By Christine Swanberg
Author and Poet
Our lives make up the fabric of gratitude. Every year, we have a feast in honor of gratitude. This poem celebrates that special day.
Since I have received positive feedback on this poem over the years, I like to publish it each year just before Thanksgiving. I hope you enjoy it.
Remember the air that made the clouds that made the rain
that watered the ground and made the potatoes
both white and sweet at your Thanksgiving table.
Remember the birds that gave the eggs that gave the meat
that baked in the oven and smelled divine
surrounded by sage dressing at your Thanksgiving table.
Remember the sun that fed the vines that made the wine
that went into long-stemmed glasses and shimmered
near the candles at your Thanksgiving table.
Remember the miners who culled the silver and the fire
that molded the precious metal that became a spoon
so perfectly set around your Thanksgiving table.
Remember the migrants who picked the lemons that you slice in water with ice, and who carried the pumpkins that whipped into the pie at your Thanksgiving table.
Remember the cows for all their kindnesses: the cream,
the milk, the cheese, and the chocolate that finished
the meal at your Thanksgiving table.

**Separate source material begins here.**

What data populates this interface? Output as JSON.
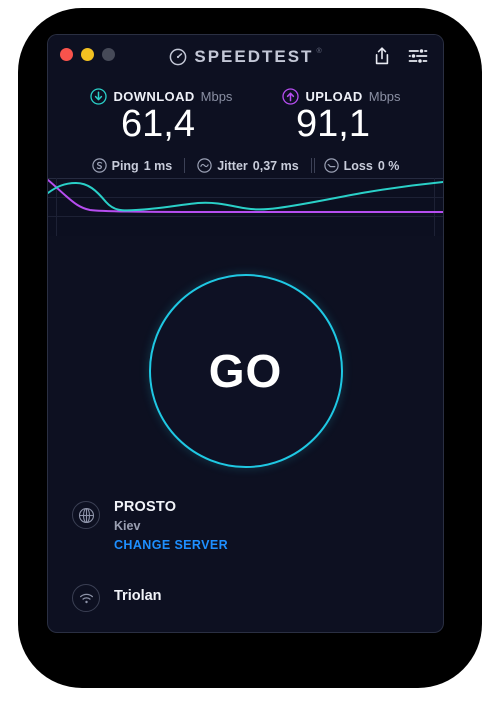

Dare not forget:
All pilgrims who seek the higher life in strange
and wonderful places. All the invisible faces
of those gone on, the homeless, and the struggling,
our blue planet, that most special place in the universe,

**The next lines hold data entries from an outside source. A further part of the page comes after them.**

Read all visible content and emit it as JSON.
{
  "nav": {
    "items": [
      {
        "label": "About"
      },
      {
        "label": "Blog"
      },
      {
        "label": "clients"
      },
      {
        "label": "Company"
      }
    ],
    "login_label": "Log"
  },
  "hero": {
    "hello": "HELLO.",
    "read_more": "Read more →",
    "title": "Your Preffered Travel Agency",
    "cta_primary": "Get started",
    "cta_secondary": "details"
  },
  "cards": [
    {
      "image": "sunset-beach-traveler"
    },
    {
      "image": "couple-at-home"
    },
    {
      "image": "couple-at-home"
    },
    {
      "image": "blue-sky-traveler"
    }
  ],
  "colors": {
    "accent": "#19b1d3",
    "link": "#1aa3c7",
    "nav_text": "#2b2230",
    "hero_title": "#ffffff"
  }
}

where we the lucky thrive amidst rivers and orchards
where fruit hangs in perfect abundant globes.
Christine Swanberg is a local author and poet.
From the Nov. 24-30, 2010 issue